A palpable mass, mastalgia, and nipple discharge are common breast symptoms for which patients seek medical attention. Patients should be evaluated initially with a detailed clinical history and physical examination. Most women presenting with a breast mass will require imaging and further workup to exclude cancer. Diagnostic mammography is usually the imaging study of choice, but ultrasonography is more sensitive in women younger than 30 years. Any suspicious mass that is detected on physical examination, mammography, or ultrasonography should be biopsied. Biopsy options include fine-needle aspiration, core needle biopsy, and excisional biopsy. Mastalgia is usually not an indication of underlying malignancy. Oral contraceptives, hormone therapy, psychotropic drugs, and some cardiovascular agents have been associated with mastalgia. Focal breast pain should be evaluated with diagnostic imaging. Targeted ultrasonography can be used alone to evaluate focal breast pain in women younger than 30 years, and as an adjunct to mammography in women 30 years and older. Treatment options include acetaminophen and nonsteroidal anti-inflammatory drugs. The first step in the diagnostic workup for patients with nipple discharge is classification of the discharge as pathologic or physiologic. Nipple discharge is classified as pathologic if it is spontaneous, bloody, unilateral, or associated with a breast mass. Patients with pathologic discharge should be referred to a surgeon. Galactorrhea is the most common cause of physiologic discharge not associated with pregnancy or lactation.

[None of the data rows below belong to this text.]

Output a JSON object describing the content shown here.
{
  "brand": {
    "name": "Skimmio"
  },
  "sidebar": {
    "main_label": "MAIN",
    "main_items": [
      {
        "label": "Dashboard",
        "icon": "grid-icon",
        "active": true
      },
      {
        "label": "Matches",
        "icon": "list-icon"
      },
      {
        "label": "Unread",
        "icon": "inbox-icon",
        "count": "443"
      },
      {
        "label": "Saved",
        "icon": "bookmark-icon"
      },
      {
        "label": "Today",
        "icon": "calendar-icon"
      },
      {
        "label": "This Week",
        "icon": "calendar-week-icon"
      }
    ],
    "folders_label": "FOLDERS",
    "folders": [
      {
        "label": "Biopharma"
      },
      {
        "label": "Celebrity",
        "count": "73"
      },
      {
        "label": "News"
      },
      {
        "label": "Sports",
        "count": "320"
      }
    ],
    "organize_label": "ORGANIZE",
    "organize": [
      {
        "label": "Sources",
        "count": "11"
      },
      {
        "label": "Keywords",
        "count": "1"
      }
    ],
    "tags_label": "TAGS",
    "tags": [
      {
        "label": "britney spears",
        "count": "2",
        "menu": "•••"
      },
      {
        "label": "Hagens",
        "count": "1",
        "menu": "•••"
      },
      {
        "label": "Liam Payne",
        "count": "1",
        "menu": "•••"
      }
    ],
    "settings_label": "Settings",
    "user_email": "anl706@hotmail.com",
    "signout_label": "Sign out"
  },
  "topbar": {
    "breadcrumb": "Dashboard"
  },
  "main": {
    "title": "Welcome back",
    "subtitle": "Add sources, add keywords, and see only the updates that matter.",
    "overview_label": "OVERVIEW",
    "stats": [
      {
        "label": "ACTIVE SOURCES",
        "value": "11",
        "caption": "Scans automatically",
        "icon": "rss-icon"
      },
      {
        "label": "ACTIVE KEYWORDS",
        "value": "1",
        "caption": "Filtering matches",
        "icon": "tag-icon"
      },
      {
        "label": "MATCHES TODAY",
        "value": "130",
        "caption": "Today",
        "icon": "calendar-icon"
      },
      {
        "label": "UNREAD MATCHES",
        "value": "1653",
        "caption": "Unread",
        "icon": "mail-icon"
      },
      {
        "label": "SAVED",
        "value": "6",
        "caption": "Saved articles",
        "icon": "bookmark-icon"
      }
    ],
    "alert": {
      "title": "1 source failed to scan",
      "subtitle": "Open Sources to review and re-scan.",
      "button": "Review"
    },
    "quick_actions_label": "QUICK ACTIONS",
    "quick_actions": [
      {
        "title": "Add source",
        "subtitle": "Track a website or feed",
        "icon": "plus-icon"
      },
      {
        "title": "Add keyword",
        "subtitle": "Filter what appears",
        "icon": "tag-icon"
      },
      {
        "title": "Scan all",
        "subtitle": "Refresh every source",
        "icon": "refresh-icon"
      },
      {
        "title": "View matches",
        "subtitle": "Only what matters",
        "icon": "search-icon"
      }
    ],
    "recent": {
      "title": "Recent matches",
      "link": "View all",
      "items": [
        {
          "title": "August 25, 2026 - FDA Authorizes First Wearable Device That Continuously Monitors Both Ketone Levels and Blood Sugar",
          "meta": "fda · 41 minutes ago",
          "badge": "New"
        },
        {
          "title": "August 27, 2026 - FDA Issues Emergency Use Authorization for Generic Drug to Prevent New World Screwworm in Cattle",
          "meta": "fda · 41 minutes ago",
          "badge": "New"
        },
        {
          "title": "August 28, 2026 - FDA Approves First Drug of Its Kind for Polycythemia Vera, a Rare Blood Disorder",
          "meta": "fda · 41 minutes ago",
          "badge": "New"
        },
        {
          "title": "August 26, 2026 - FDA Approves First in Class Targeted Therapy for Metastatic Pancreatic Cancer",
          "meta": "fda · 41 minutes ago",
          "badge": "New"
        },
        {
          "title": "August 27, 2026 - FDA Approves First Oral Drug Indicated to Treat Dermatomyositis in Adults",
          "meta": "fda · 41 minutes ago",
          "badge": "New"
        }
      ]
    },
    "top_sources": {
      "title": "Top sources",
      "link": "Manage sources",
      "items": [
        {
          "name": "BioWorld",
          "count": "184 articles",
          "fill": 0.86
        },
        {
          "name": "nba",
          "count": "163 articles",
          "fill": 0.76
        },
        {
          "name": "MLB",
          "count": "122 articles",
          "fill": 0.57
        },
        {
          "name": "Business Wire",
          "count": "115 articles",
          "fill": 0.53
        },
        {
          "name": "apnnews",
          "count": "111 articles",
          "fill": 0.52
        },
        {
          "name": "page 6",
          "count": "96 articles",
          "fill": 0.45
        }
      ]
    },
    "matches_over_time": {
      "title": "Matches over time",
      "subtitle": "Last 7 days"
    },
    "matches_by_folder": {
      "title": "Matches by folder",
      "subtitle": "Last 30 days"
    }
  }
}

Prolactin and thyroid-stimulating hormone levels should be checked in patients with galactorrhea. (+info)
Vitex agnus-castus extracts for female reproductive disorders: a systematic review of clinical trials.